What you have to do: Each line below containing the word "float" needs to be shown.

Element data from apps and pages
((

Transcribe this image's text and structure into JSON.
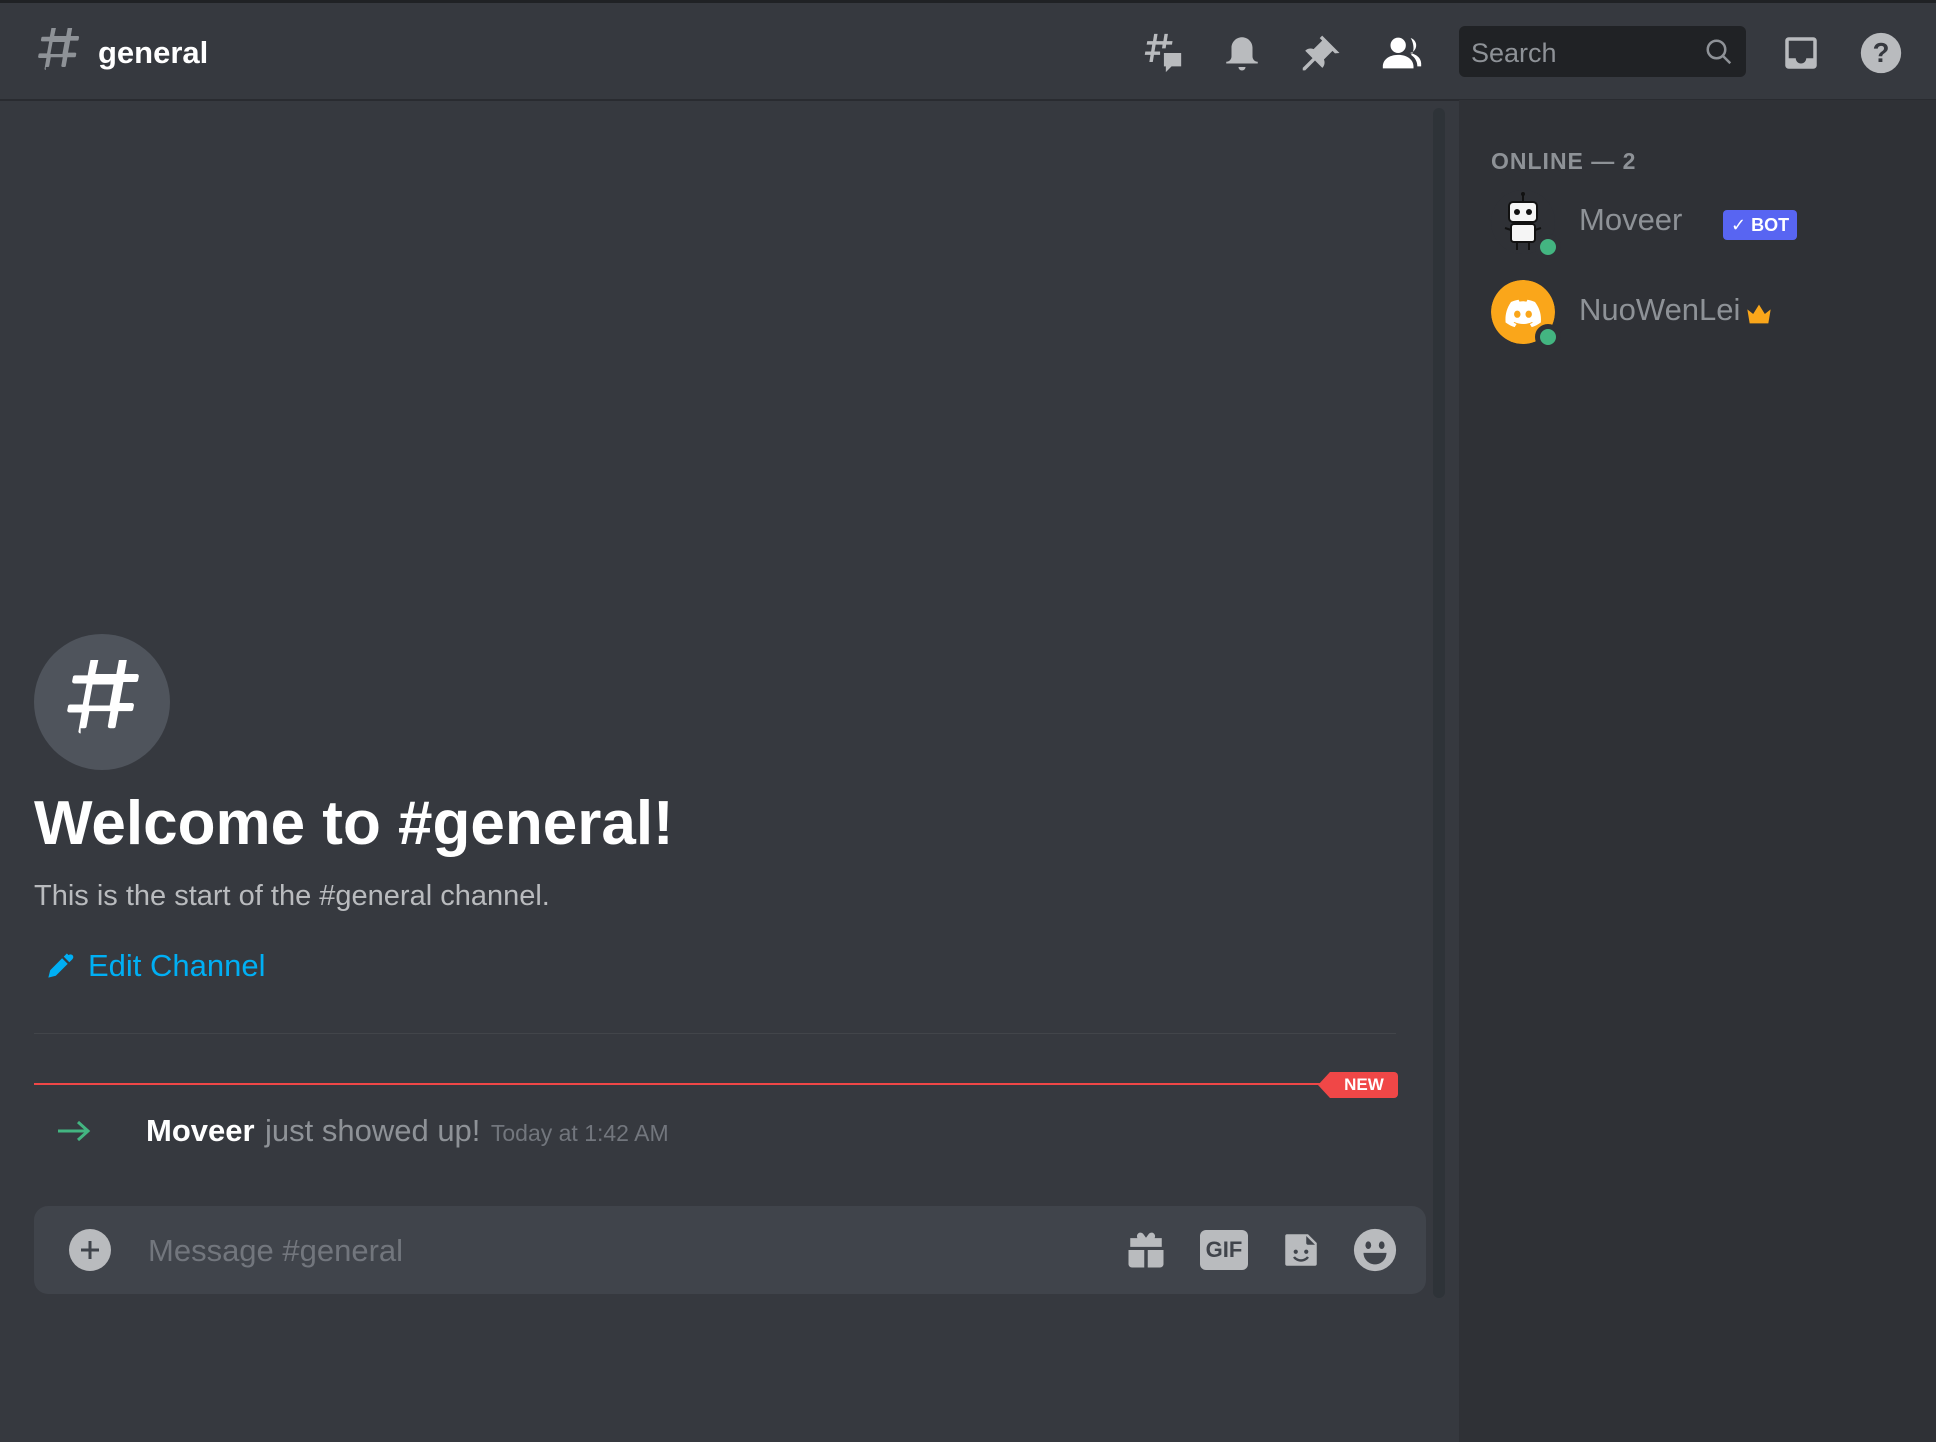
{
  "header": {
    "channel_name": "general",
    "search_placeholder": "Search"
  },
  "welcome": {
    "title": "Welcome to #general!",
    "subtitle": "This is the start of the #general channel.",
    "edit_channel_label": "Edit Channel"
  },
  "new_divider": {
    "badge": "NEW"
  },
  "messages": [
    {
      "user": "Moveer",
      "text": "just showed up!",
      "timestamp": "Today at 1:42 AM"
    }
  ],
  "composer": {
    "placeholder": "Message #general",
    "gif_label": "GIF"
  },
  "members": {
    "header": "ONLINE — 2",
    "list": [
      {
        "name": "Moveer",
        "badge": "✓ BOT",
        "status": "online"
      },
      {
        "name": "NuoWenLei",
        "badge_icon": "crown-icon",
        "status": "online"
      }
    ]
  },
  "colors": {
    "background": "#36393f",
    "sidebar": "#2f3136",
    "link": "#00aff4",
    "new_red": "#f04747",
    "online_green": "#43b581",
    "bot_badge": "#5865f2",
    "crown": "#faa61a"
  }
}
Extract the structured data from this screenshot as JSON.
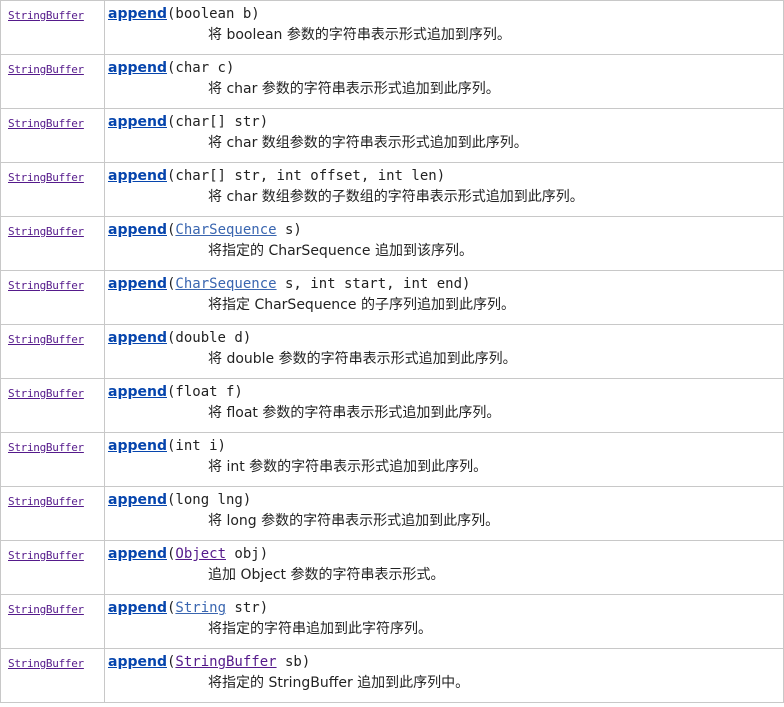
{
  "rows": [
    {
      "type": "StringBuffer",
      "method": "append",
      "params": "(boolean b)",
      "description": "将 boolean 参数的字符串表示形式追加到序列。"
    },
    {
      "type": "StringBuffer",
      "method": "append",
      "params": "(char c)",
      "description": "将 char 参数的字符串表示形式追加到此序列。"
    },
    {
      "type": "StringBuffer",
      "method": "append",
      "params": "(char[] str)",
      "description": "将 char 数组参数的字符串表示形式追加到此序列。"
    },
    {
      "type": "StringBuffer",
      "method": "append",
      "params": "(char[] str, int offset, int len)",
      "description": "将 char 数组参数的子数组的字符串表示形式追加到此序列。"
    },
    {
      "type": "StringBuffer",
      "method": "append",
      "param_open": "(",
      "param_type": "CharSequence",
      "param_rest": " s)",
      "description": "将指定的 CharSequence 追加到该序列。"
    },
    {
      "type": "StringBuffer",
      "method": "append",
      "param_open": "(",
      "param_type": "CharSequence",
      "param_rest": " s, int start, int end)",
      "description": "将指定 CharSequence 的子序列追加到此序列。"
    },
    {
      "type": "StringBuffer",
      "method": "append",
      "params": "(double d)",
      "description": "将 double 参数的字符串表示形式追加到此序列。"
    },
    {
      "type": "StringBuffer",
      "method": "append",
      "params": "(float f)",
      "description": "将 float 参数的字符串表示形式追加到此序列。"
    },
    {
      "type": "StringBuffer",
      "method": "append",
      "params": "(int i)",
      "description": "将 int 参数的字符串表示形式追加到此序列。"
    },
    {
      "type": "StringBuffer",
      "method": "append",
      "params": "(long lng)",
      "description": "将 long 参数的字符串表示形式追加到此序列。"
    },
    {
      "type": "StringBuffer",
      "method": "append",
      "param_open": "(",
      "param_type": "Object",
      "param_rest": " obj)",
      "description": "追加 Object 参数的字符串表示形式。"
    },
    {
      "type": "StringBuffer",
      "method": "append",
      "param_open": "(",
      "param_type": "String",
      "param_rest": " str)",
      "description": "将指定的字符串追加到此字符序列。"
    },
    {
      "type": "StringBuffer",
      "method": "append",
      "param_open": "(",
      "param_type": "StringBuffer",
      "param_rest": " sb)",
      "description": "将指定的 StringBuffer 追加到此序列中。"
    }
  ],
  "colors": {
    "link_visited": "#551a8b",
    "method_link": "#0645ad",
    "param_type_link": "#3a66b0",
    "border": "#c8c8c8"
  }
}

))

Result below:
      "params": "(float f)",
      "description": "将 float 参数的字符串表示形式追加到此序列。"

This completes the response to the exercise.